App and web page records:
::::

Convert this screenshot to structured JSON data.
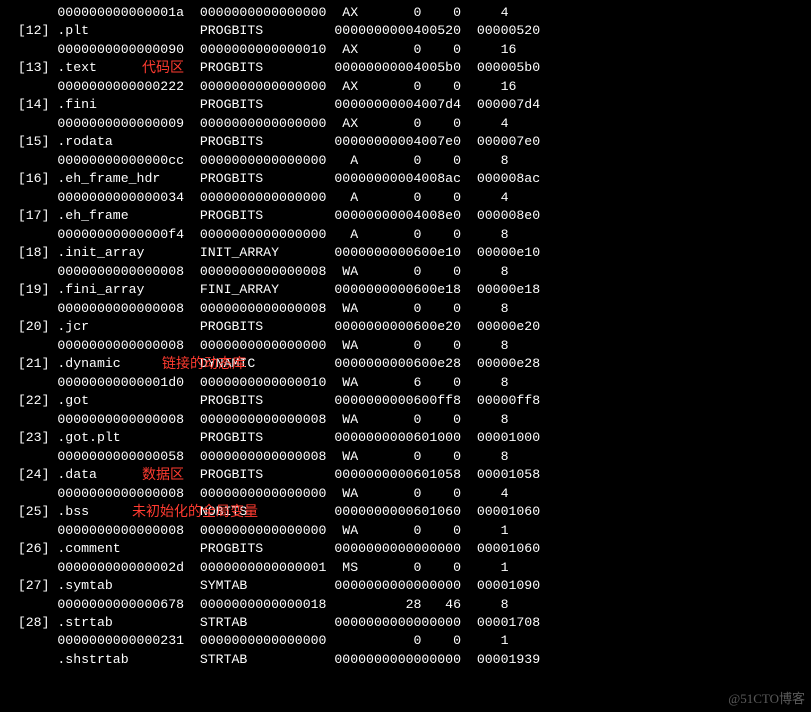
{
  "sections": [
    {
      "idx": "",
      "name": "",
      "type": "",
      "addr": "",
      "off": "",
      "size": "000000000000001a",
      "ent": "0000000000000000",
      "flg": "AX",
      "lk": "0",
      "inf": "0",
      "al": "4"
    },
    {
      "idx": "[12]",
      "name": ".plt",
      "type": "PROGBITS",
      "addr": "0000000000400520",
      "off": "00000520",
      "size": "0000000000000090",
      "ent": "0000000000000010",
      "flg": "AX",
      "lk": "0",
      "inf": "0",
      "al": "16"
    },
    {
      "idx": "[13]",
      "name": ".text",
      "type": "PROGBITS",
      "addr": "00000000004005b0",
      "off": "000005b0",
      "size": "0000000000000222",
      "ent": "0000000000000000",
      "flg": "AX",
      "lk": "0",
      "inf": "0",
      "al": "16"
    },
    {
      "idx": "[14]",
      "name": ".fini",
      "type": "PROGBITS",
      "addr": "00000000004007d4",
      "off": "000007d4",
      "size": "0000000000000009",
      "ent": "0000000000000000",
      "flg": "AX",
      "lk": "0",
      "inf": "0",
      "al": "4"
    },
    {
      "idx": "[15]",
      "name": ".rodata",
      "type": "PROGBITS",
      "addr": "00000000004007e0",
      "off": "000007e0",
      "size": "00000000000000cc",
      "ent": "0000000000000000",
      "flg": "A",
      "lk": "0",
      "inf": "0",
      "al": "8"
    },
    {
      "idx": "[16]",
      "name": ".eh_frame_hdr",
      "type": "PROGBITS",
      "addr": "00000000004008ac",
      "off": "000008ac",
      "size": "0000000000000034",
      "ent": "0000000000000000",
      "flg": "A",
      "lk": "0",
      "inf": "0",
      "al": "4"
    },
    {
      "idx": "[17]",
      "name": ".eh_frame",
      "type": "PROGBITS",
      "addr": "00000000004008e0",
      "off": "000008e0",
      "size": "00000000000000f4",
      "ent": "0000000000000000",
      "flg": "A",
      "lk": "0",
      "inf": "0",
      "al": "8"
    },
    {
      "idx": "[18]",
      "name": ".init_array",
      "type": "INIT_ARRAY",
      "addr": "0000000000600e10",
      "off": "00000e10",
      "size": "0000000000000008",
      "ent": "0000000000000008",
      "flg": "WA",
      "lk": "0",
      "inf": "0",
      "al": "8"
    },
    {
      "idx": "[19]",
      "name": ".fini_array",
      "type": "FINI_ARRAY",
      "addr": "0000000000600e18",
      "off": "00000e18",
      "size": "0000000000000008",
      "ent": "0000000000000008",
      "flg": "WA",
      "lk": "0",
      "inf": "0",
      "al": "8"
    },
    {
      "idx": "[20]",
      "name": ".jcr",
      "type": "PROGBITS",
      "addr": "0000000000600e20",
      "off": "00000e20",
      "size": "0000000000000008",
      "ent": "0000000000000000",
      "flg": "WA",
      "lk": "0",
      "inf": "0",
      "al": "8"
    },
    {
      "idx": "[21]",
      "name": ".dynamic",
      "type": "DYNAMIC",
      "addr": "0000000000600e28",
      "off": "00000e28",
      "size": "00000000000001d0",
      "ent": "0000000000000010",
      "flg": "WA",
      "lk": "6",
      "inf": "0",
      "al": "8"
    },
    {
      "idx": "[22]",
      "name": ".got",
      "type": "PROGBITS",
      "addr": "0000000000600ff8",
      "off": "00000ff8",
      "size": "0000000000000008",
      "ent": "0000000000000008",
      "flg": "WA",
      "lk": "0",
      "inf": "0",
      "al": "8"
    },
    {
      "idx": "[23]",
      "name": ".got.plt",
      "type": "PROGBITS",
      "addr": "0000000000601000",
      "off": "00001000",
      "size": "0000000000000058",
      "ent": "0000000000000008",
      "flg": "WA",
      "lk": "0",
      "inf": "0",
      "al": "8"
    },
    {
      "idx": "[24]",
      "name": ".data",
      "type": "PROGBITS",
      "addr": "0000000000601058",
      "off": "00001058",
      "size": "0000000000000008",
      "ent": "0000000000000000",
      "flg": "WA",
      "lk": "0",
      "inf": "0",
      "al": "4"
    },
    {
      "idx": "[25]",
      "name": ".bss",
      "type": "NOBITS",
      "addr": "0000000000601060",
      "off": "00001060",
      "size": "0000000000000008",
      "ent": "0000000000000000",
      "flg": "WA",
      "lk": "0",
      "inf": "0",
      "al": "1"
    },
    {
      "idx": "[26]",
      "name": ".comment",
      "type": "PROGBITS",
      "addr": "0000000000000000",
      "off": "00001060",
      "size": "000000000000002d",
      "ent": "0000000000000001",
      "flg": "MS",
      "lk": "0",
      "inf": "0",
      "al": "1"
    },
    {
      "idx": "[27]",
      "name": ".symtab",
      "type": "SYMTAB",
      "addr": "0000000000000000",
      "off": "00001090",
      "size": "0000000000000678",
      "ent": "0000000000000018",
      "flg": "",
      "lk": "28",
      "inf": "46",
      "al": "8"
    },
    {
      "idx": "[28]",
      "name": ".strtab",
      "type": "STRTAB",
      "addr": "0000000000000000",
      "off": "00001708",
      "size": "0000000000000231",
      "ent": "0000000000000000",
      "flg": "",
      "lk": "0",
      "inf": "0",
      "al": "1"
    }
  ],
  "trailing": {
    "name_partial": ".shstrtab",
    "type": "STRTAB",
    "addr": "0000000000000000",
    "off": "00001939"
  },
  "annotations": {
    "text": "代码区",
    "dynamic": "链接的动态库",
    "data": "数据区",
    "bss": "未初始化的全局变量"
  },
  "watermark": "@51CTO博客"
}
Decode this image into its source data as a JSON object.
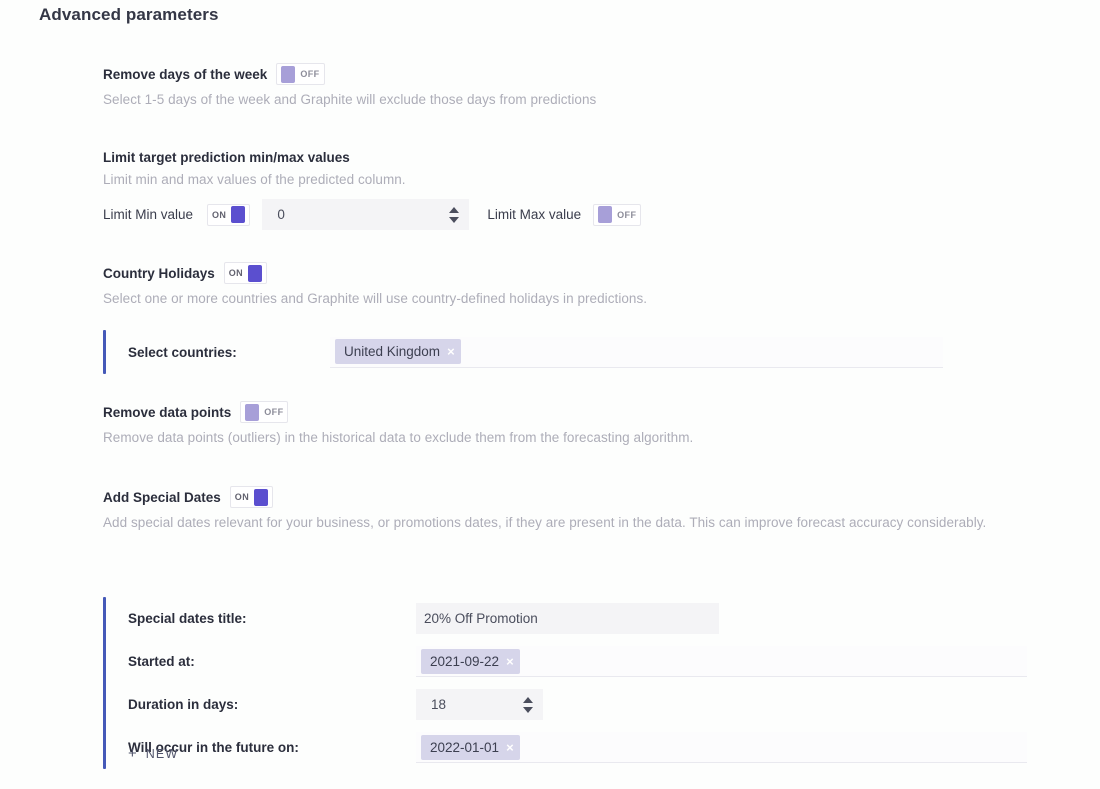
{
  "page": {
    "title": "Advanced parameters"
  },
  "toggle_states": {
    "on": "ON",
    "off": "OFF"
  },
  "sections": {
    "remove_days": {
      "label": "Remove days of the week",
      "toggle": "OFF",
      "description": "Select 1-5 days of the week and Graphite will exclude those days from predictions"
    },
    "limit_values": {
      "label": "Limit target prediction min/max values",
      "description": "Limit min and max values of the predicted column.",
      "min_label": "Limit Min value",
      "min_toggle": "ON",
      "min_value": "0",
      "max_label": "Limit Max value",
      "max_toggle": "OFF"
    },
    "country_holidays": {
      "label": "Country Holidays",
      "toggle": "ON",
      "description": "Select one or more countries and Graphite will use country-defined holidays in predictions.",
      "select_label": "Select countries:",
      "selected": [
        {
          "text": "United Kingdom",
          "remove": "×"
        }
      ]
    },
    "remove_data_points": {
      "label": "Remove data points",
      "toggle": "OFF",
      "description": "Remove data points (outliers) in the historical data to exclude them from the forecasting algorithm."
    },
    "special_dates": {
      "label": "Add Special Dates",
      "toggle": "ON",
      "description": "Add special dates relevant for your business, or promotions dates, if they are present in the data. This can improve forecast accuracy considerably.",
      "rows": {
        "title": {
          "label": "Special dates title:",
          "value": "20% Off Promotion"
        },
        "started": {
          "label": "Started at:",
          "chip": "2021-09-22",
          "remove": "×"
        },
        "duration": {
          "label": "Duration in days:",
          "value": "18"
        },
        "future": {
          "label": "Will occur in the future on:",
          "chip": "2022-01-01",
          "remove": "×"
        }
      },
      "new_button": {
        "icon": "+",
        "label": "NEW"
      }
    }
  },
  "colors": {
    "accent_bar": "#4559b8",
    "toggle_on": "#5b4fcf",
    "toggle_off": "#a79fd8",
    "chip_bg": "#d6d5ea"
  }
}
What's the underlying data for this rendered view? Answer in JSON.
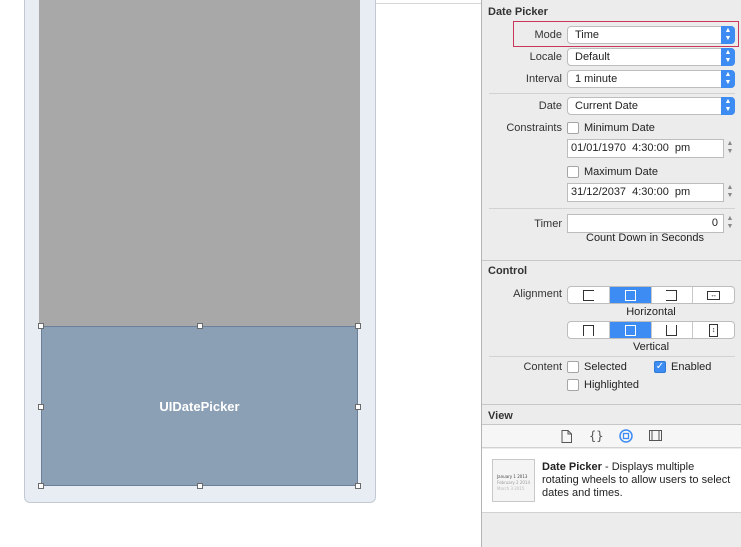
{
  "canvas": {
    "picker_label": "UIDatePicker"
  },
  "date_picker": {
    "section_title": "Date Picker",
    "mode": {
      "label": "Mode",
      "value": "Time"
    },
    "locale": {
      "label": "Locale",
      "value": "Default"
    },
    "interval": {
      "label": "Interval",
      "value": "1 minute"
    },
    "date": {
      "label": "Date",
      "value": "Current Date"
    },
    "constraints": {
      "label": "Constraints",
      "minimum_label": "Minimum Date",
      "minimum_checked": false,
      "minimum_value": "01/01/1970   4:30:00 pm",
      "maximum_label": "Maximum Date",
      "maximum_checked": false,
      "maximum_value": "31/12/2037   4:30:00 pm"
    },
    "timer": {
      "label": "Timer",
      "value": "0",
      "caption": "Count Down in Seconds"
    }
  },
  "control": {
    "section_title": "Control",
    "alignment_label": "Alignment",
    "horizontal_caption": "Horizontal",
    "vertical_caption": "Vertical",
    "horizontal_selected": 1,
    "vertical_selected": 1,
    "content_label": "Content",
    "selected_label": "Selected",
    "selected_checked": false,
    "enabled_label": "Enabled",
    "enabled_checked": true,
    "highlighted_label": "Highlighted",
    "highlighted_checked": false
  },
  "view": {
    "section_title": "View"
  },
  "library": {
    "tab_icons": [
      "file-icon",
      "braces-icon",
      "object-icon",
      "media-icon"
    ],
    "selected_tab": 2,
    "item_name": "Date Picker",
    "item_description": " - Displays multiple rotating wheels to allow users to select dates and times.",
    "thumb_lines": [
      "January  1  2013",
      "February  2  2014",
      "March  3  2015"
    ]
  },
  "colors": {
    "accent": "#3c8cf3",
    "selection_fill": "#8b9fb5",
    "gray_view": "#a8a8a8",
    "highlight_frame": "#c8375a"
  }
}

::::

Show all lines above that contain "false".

### Response to this exercise
      "minimum_checked": false,
      "maximum_checked": false,
    "selected_checked": false,
    "highlighted_checked": false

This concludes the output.